Margins to Mainstream: The story of Black Theatre in Britain is the latest documentary film produced by Nu Century Arts, Birmingham in partnership with the Octavia Foundation with funding from the Heritage Lottery Fund.
Don Kinch, Director of Nu Century Arts says "The 1978 publication of "The Arts Britain Ignores" by Naseem Khan lifted the lid to reveal a hive of theatrical activity taking place across Black Communities. The 1990 production of Amani Napthali's "Ragamuffin" was another seminal moment when a confident black theatre found the courage to tell its' story in its' own way. I hope that the making and sharing of Margins to Mainstream will be another such moment".
The cross-city project allowed young people in London and Birmingham to learn and develop skills in media, research and film-making in a practical hands-on way and follows previous youth-led film and heritage projects from Octavia Foundation including Grove Roots and Hidden Herstories.

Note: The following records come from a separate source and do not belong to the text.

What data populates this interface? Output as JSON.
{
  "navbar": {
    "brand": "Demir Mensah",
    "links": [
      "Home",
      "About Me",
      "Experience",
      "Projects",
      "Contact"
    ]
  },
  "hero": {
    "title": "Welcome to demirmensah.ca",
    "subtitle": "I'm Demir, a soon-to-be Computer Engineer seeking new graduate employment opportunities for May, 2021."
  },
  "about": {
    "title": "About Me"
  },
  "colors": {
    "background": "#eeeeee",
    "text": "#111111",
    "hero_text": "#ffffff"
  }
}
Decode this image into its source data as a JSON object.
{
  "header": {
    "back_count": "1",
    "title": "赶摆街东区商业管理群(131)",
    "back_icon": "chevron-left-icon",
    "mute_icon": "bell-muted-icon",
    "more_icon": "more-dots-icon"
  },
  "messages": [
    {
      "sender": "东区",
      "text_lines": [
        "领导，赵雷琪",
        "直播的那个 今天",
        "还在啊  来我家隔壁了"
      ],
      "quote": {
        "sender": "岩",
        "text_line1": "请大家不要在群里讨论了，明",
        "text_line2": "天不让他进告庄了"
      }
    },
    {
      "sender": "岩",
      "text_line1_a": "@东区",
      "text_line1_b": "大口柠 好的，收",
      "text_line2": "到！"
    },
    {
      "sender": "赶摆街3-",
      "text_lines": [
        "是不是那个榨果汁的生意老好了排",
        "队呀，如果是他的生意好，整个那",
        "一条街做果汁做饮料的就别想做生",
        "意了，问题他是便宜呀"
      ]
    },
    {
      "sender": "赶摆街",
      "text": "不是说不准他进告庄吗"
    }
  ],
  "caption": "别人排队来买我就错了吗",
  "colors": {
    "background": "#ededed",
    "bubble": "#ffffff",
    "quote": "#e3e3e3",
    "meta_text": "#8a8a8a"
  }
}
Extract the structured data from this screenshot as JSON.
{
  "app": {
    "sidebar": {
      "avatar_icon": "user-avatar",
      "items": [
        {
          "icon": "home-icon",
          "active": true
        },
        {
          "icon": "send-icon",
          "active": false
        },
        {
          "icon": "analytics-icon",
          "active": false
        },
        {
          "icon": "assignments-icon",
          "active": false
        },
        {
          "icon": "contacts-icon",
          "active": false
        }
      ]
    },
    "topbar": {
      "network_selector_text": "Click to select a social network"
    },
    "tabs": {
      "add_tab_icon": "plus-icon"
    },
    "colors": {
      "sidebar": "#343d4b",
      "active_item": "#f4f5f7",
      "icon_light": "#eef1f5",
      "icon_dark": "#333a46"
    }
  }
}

The groundbreaking film builds on previous theatre heritage projects delivered by Nu Century Arts as it explores the history and heritage of black theatre in Britain, examines the different interpretations of 'Black British Theatre' as a label and genre and catalogues the incredible contribution of black actors, producers and playwrights to the UK theatre tradition. Featuring previously unseen footage of seminal plays, fascinating interviews with theatre heavyweights, 'Margins to Mainstream' tells the story of a dynamic art.
Historians, playwrights, producers and actors that contributed and appear in the film include writer and playwright Courttia Newland, actor Javone Prince, actor, playwright and broadcaster Kwame Kwei-Armah and Pat Cumper, Director of the Talawa Arts Centre. The film was shot at locations including Theatre Royal East, London Southbank Centre, Royal Court Theatre, Old Vic and The Tabernacle.
From Ira Aldridge playing Othello in Covent Garden in the 1830s, to Bashy playing Markus the Sadist in a 'rap opera' in 2010; the richness of this story is in its diversity. The film looks at the forgotten treasures and the landmark performances in the huge canon of work that exists. The film is pioneering in its subject and approach, highlighting the battles and the triumphs of Black British Theatre, on its journey from the margins, into the mainstream.
MARGINS TO MAINSTREAM: THE STORY OF BLACK THEATRE IN BRITAIN WILL PREMIERE ON MAY 10th MAY AT THE DRUM, BIRMINGHAM, AND 11TH MAYAT THE ROYAL COURT, LONDON. FOR MORE INFORMATION AND SCREENING DATES, PLEASE VISIT WWW.OCTAVIAFOUNDATION.ORG.UK